Left to my own devices to the weekend I decided to embark on a Geek Weekend with visits to two places within easy reach of London. Today I visited Bletchley Park which is simply wonderful for any geek out there.
Bletchley Park is where the cryptanalysts of the Second World War worked in great secrecy (including Alan Turing) to break the Nazi German Enigma and Lorenz ciphers. To break them they used a combination of intimate knowledge of language, mathematics and machines.
Here's a Nazi German Enigma machine:
And here's a look inside one of the rotors inside an Enigma machine to see the wiring:
Two of the code breaking machines have been reconstructed. One is the Turing Bombe, an electromechanical machine made to break the Enigma cipher. Here's a look at the wiring in the back of the Bombe:
The other machine is the Colossus, a binary computer built to decipher Lorenz. Enigma is far more famous than Lorenz, but I have a soft spot for the Lorenz code because of its close relationship to modern cryptography. Here's a Lorenz machine:
While I was there I signed a large stack of copies of my book, The Geek Atlas. If you are at Bletchley Park and pop into the shop you'll be able to buy a signed copy if that's your thing. Of course, Bletchley Park, Enigma, Lorenz and the National Museum of Computing (also on site) are covered.
50p from every copy of The Geek Atlas goes to Bletchley Park (if the book is bought in the UK) and so the folks at Bletchley treated me to a special geek moment: a chance to meet Tony Sale who worked at MI-5 and reconstructed the Lorenz breaking machine Colossus. He took me round the back of the machine, and past the No Admittance sign to see it in operation. A geek treat if ever there was one.
The Lorenz code is essentially binary. Letters were transmitted using the Baudot Code which is a five-bit code. To encrypt the Lorenz machine created a pseudo-random sequence of Baudot codes and then XORed them with the message to be transmitted. If both transmitting and receiving machines generated the same pseudo-random sequence then the nice property of XOR that if you perform the same operation twice you get back to where you started. Thus XORing once with the pseudo-random sequence gave you the ciphertext to be transmitted, XORing again gave you back the original message.
Breaking this binary code was achieved with a binary computer. After giving me a behind-the-scenes look at Colossus, Tony Sale stood for a portrait in front of the machine:
And behind the machine is where the valve-action is:
Standing and see the Turing Bombe, staring into Turing's office in Hut 8, being taken around the back of Colossus by the man who put it back together, and getting to see more Enigmas, Lorenzs and Typexs than anyone could ask for made it a real treat.
The National Museum of Computing is Britain's answer to the wonderful Computer History Museum in Mountain View, CA. It contains many machines from the mainframe through the 8-bit era of British computing. All the machines are working or being restored. If you've never seen core memory, massive hard disk packs the size of washing machines, or just Commodore PET it's worth visiting (and it's right next door to Colossus).
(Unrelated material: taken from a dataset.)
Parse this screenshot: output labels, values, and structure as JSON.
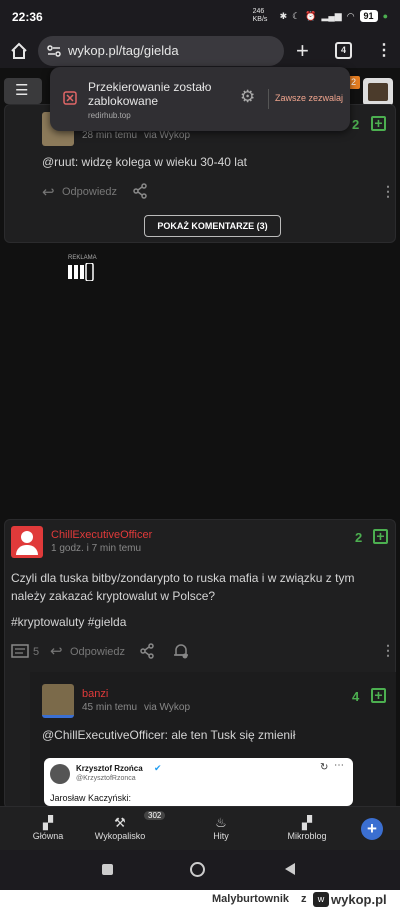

Lastly, it's worth knowing that the National Museum of Computing despite being part of the ticket price to Bletchley Park actually receives no money from them. Please consider either donating money directly to them (I gladly emptied my pockets of change) or buying something in their shop.
And tomorrow it's a step back into the 19th century with a special visit to a place important in the life of Isambard Kingdom Brunel.